New York, New York chronicles the troubled relationship between Jimmy and Francine over several years as they experience various professional highs and lows of performing. Scorsese juxtaposes the violent lows of their personal lives with the delirious highs of their professional lives and vice versa, in much the same way he formally juxtaposes artifice and authenticity. Phillips’ titular “madness shared by two” may refer to Joker and Harley, and their joint arc could easily follow the trajectory of Jimmy and Francine’s volatile troubles.
It’s also important to note that making the Joker sequel a musical in the spirit of New York, New York isnt as absurd as it may initially seem. Phoenix has talked about finding the soul of his character during the production of the original Joker through dance, something that was not present in Phillips’ script. As filming progressed, Phillips and Phoenix came to refer to the character as a man with “music in him,” which repeatedly got expressed throughout the film through off-kilter dance sequences. One of the most infamous scenes in the entire film is simply of Phoenix’s Joker dancing down a staircase. This sense of musicality, which grew increasingly pronounced over the course of making Jokerundoubtedly played a huge role in the shaping of the sequel.
Combine this increased awareness of the musicality in Phoenix’s performance with the fact that Joker ends with his character in an asylum, and a sequel that outright embraces the musicality and stars Lady Gaga as Harley Quinn sounds downright logical.
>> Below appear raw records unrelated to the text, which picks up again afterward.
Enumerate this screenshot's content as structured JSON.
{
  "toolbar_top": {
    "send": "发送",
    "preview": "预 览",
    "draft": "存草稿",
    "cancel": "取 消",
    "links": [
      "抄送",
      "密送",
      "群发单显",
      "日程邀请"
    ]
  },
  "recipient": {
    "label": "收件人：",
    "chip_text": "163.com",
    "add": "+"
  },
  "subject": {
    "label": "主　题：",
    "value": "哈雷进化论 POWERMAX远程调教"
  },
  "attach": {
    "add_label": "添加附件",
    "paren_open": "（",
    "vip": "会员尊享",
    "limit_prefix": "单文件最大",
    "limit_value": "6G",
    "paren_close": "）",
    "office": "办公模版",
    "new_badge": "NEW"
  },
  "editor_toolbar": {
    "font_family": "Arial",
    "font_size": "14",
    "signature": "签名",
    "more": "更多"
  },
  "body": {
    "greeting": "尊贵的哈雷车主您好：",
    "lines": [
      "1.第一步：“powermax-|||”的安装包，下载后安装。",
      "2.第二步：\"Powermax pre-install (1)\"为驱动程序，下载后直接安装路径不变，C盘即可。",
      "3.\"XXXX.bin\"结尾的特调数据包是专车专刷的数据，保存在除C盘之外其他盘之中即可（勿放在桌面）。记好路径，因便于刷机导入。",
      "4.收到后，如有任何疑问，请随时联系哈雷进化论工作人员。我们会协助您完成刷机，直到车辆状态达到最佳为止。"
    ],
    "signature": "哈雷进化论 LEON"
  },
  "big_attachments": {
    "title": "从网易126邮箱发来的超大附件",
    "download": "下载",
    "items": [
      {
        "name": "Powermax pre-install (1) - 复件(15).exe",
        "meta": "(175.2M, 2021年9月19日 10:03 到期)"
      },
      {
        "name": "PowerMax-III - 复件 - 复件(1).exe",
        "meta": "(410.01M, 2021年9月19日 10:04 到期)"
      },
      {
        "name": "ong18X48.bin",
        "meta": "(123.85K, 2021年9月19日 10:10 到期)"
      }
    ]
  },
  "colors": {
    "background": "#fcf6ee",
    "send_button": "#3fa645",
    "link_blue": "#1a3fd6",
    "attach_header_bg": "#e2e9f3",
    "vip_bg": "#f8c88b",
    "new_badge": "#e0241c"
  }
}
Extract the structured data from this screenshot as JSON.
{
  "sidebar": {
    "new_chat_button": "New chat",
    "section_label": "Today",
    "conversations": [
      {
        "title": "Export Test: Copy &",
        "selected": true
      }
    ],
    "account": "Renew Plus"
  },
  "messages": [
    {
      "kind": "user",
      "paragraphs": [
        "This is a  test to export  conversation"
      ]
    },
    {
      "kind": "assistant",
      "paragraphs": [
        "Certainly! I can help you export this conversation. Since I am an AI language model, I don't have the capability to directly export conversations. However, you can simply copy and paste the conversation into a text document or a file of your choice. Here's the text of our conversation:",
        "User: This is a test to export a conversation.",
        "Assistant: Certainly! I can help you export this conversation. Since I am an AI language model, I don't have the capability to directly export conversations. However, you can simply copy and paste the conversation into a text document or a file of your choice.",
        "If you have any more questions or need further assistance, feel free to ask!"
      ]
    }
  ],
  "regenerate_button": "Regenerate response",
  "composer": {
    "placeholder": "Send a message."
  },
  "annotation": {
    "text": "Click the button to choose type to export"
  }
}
In crafting a follow-up to his own ripoff of Taxi DriverPhillips looks to be stealing pages directly from Scorsese’s own follow-up to Taxi Driver: a go-for-broke musical blockbuster that boldly pushes against the boundaries of the form. Here’s hoping Joker: Folie Deux can be half as bold and inventive as New York, New York,